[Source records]
□ □ □ □ □
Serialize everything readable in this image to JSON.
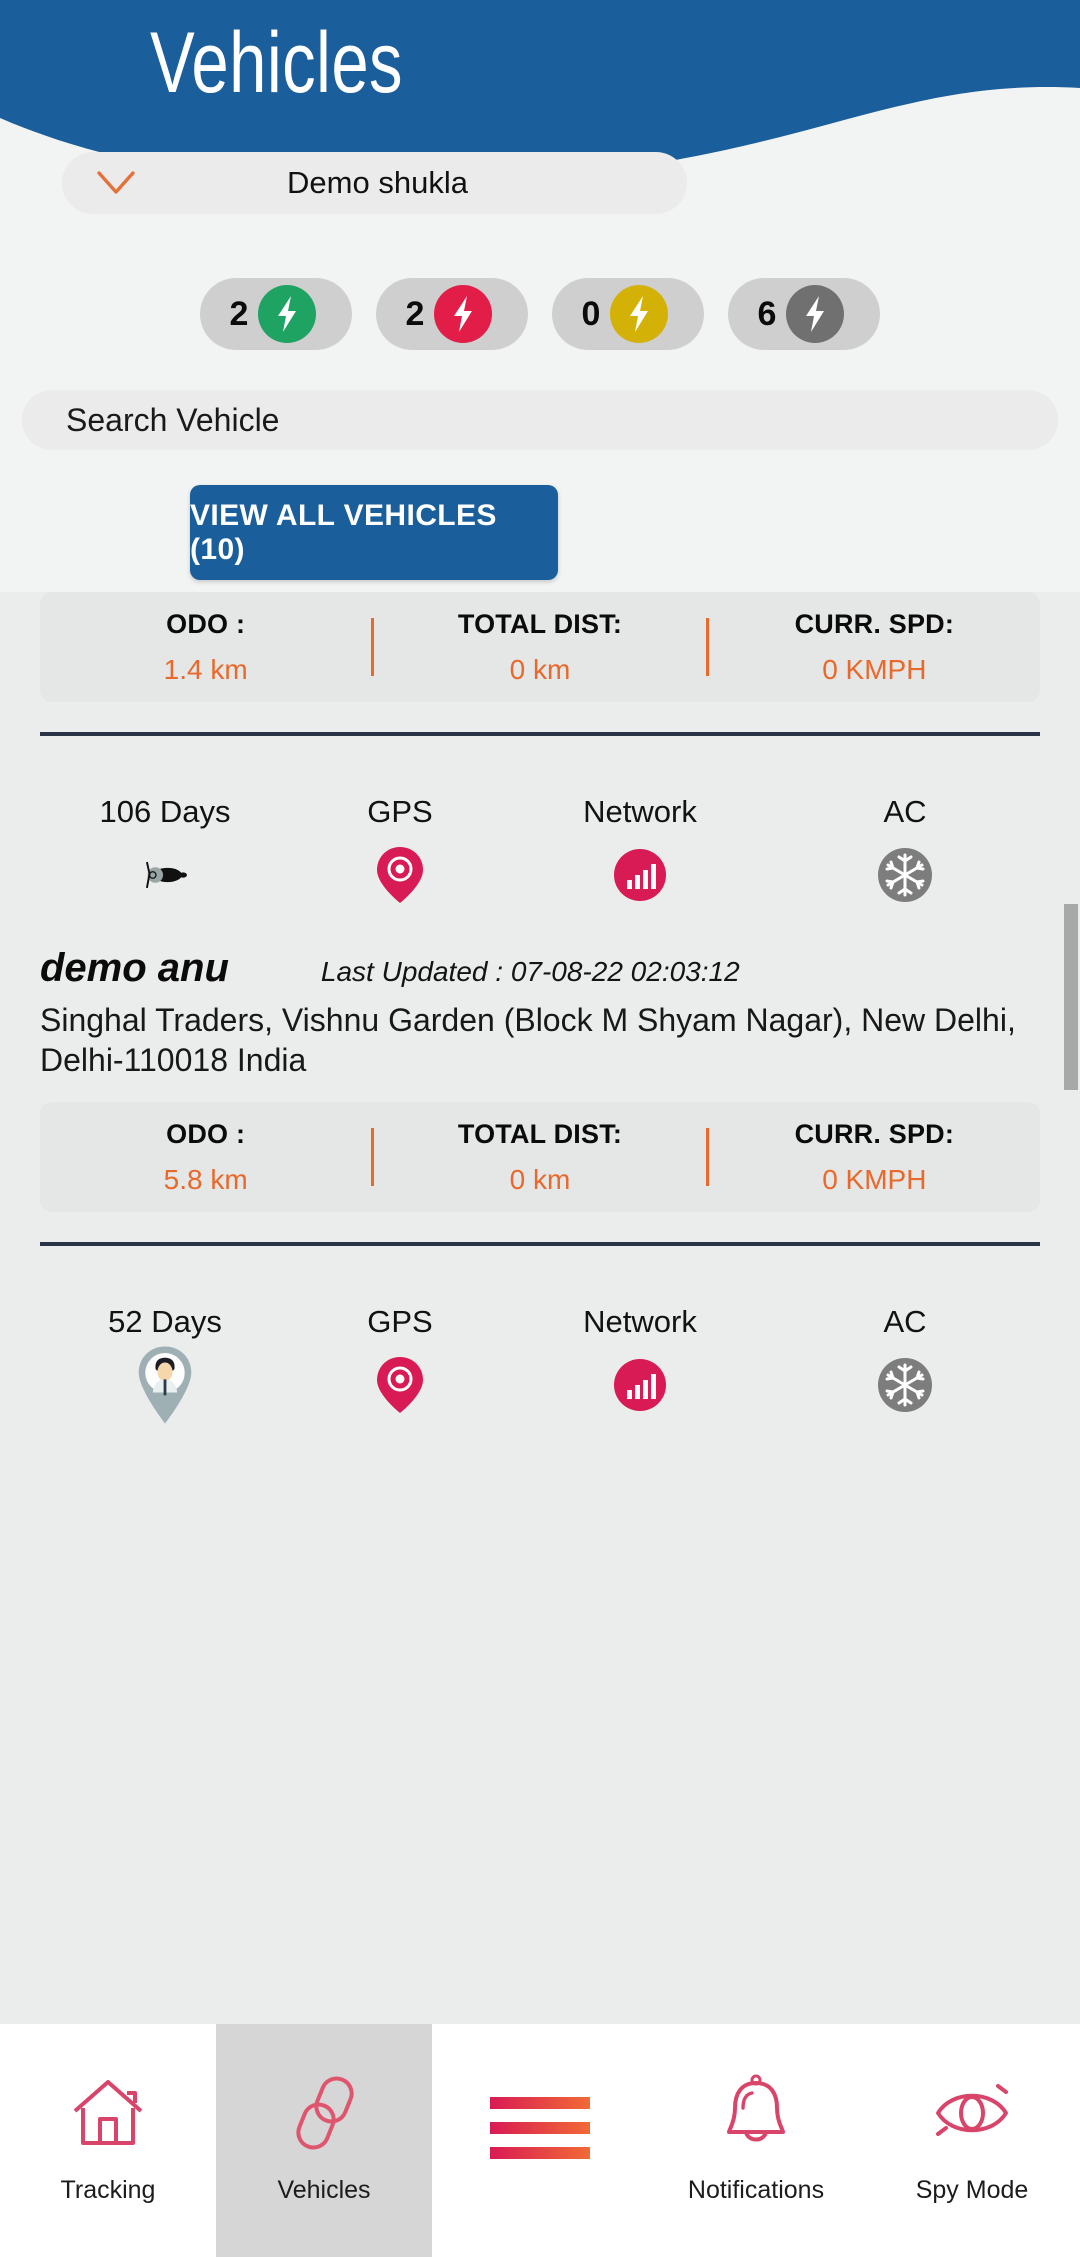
{
  "header": {
    "title": "Vehicles",
    "brand_color": "#1a5e9c"
  },
  "account": {
    "name": "Demo shukla",
    "chevron_icon": "chevron-down-icon",
    "chevron_color": "#e3713a"
  },
  "status_pills": [
    {
      "count": "2",
      "color": "#1ea362",
      "icon": "bolt-icon",
      "state": "running"
    },
    {
      "count": "2",
      "color": "#e11d48",
      "icon": "bolt-icon",
      "state": "stopped"
    },
    {
      "count": "0",
      "color": "#d4b106",
      "icon": "bolt-icon",
      "state": "idle"
    },
    {
      "count": "6",
      "color": "#707070",
      "icon": "bolt-icon",
      "state": "offline"
    }
  ],
  "search": {
    "placeholder": "Search Vehicle",
    "value": ""
  },
  "view_all_button": {
    "label": "VIEW ALL VEHICLES (10)"
  },
  "stat_labels": {
    "odo": "ODO :",
    "total_dist": "TOTAL DIST:",
    "curr_spd": "CURR. SPD:"
  },
  "status_labels": {
    "gps": "GPS",
    "network": "Network",
    "ac": "AC"
  },
  "last_updated_label": "Last Updated :",
  "accent_colors": {
    "orange": "#e8692b",
    "pink": "#d81b54",
    "gray": "#7d7d7d"
  },
  "vehicles": [
    {
      "odo": "1.4 km",
      "total_dist": "0 km",
      "curr_spd": "0 KMPH",
      "days": "106 Days",
      "vehicle_icon": "scooter-icon",
      "gps_icon": "location-pin-icon",
      "network_icon": "signal-bars-icon",
      "ac_icon": "snowflake-icon"
    },
    {
      "name": "demo anu",
      "last_updated": "07-08-22 02:03:12",
      "address": "Singhal Traders, Vishnu Garden (Block M Shyam Nagar), New Delhi, Delhi-110018 India",
      "odo": "5.8 km",
      "total_dist": "0 km",
      "curr_spd": "0 KMPH",
      "days": "52 Days",
      "vehicle_icon": "person-pin-icon",
      "gps_icon": "location-pin-icon",
      "network_icon": "signal-bars-icon",
      "ac_icon": "snowflake-icon"
    }
  ],
  "bottom_nav": [
    {
      "label": "Tracking",
      "icon": "home-icon",
      "active": false
    },
    {
      "label": "Vehicles",
      "icon": "link-chain-icon",
      "active": true
    },
    {
      "label": "",
      "icon": "hamburger-menu-icon",
      "active": false
    },
    {
      "label": "Notifications",
      "icon": "bell-icon",
      "active": false
    },
    {
      "label": "Spy Mode",
      "icon": "eye-icon",
      "active": false
    }
  ]
}
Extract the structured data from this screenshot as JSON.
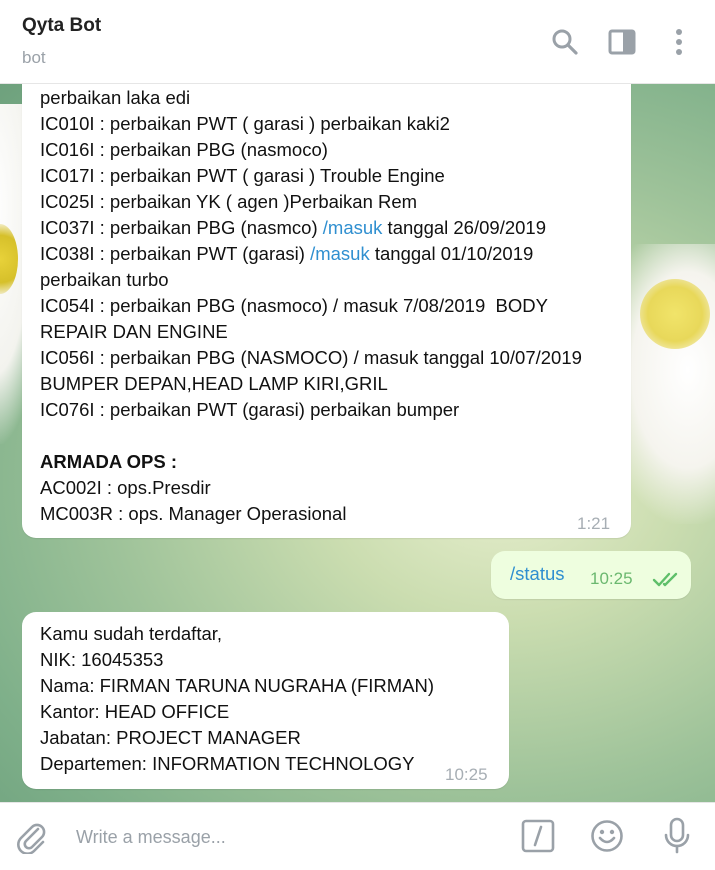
{
  "header": {
    "title": "Qyta Bot",
    "subtitle": "bot"
  },
  "message_1": {
    "lines": [
      {
        "text": "perbaikan laka edi"
      },
      {
        "text": "IC010I : perbaikan PWT ( garasi ) perbaikan kaki2"
      },
      {
        "text": "IC016I : perbaikan PBG (nasmoco)"
      },
      {
        "text": "IC017I : perbaikan PWT ( garasi ) Trouble Engine"
      },
      {
        "text": "IC025I : perbaikan YK ( agen )Perbaikan Rem"
      },
      {
        "pre": "IC037I : perbaikan PBG (nasmco) ",
        "link": "/masuk",
        "post": " tanggal 26/09/2019"
      },
      {
        "pre": "IC038I : perbaikan PWT (garasi) ",
        "link": "/masuk",
        "post": " tanggal 01/10/2019"
      },
      {
        "text": "perbaikan turbo"
      },
      {
        "text": "IC054I : perbaikan PBG (nasmoco) / masuk 7/08/2019  BODY"
      },
      {
        "text": "REPAIR DAN ENGINE"
      },
      {
        "text": "IC056I : perbaikan PBG (NASMOCO) / masuk tanggal 10/07/2019"
      },
      {
        "text": "BUMPER DEPAN,HEAD LAMP KIRI,GRIL"
      },
      {
        "text": "IC076I : perbaikan PWT (garasi) perbaikan bumper"
      },
      {
        "text": ""
      },
      {
        "text": "ARMADA OPS :",
        "bold": true
      },
      {
        "text": "AC002I : ops.Presdir"
      },
      {
        "text": "MC003R : ops. Manager Operasional"
      }
    ],
    "time": "1:21"
  },
  "message_2": {
    "text": "/status",
    "time": "10:25",
    "status_icon": "double-check-icon"
  },
  "message_3": {
    "lines": [
      "Kamu sudah terdaftar,",
      "NIK: 16045353",
      "Nama: FIRMAN TARUNA NUGRAHA (FIRMAN)",
      "Kantor: HEAD OFFICE",
      "Jabatan: PROJECT MANAGER",
      "Departemen: INFORMATION TECHNOLOGY"
    ],
    "time": "10:25"
  },
  "input": {
    "placeholder": "Write a message..."
  },
  "icons": {
    "header": [
      "search-icon",
      "sidebar-toggle-icon",
      "more-vertical-icon"
    ],
    "input": [
      "attach-icon",
      "bot-command-icon",
      "emoji-icon",
      "microphone-icon"
    ]
  },
  "colors": {
    "link": "#2f8fd0",
    "outgoing_bubble": "#eefedf",
    "read_check": "#5fbf6a",
    "timestamp": "#a7aeb4",
    "icon": "#9aa1a8"
  }
}
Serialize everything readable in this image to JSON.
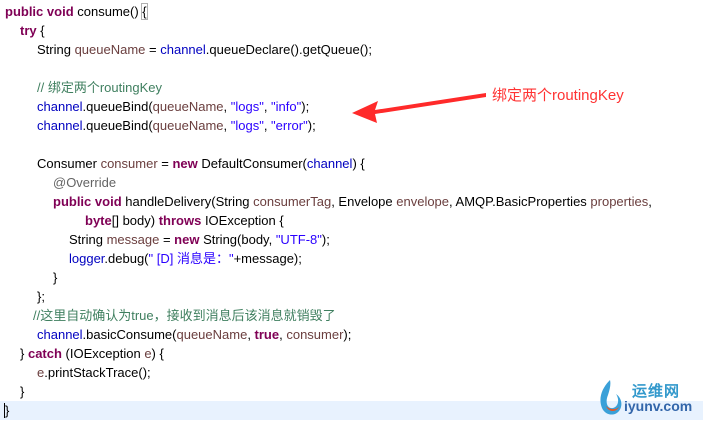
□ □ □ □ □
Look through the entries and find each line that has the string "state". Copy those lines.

Answer to this exercise -
      "state": "running"
      "state": "stopped"
      "state": "idle"
      "state": "offline"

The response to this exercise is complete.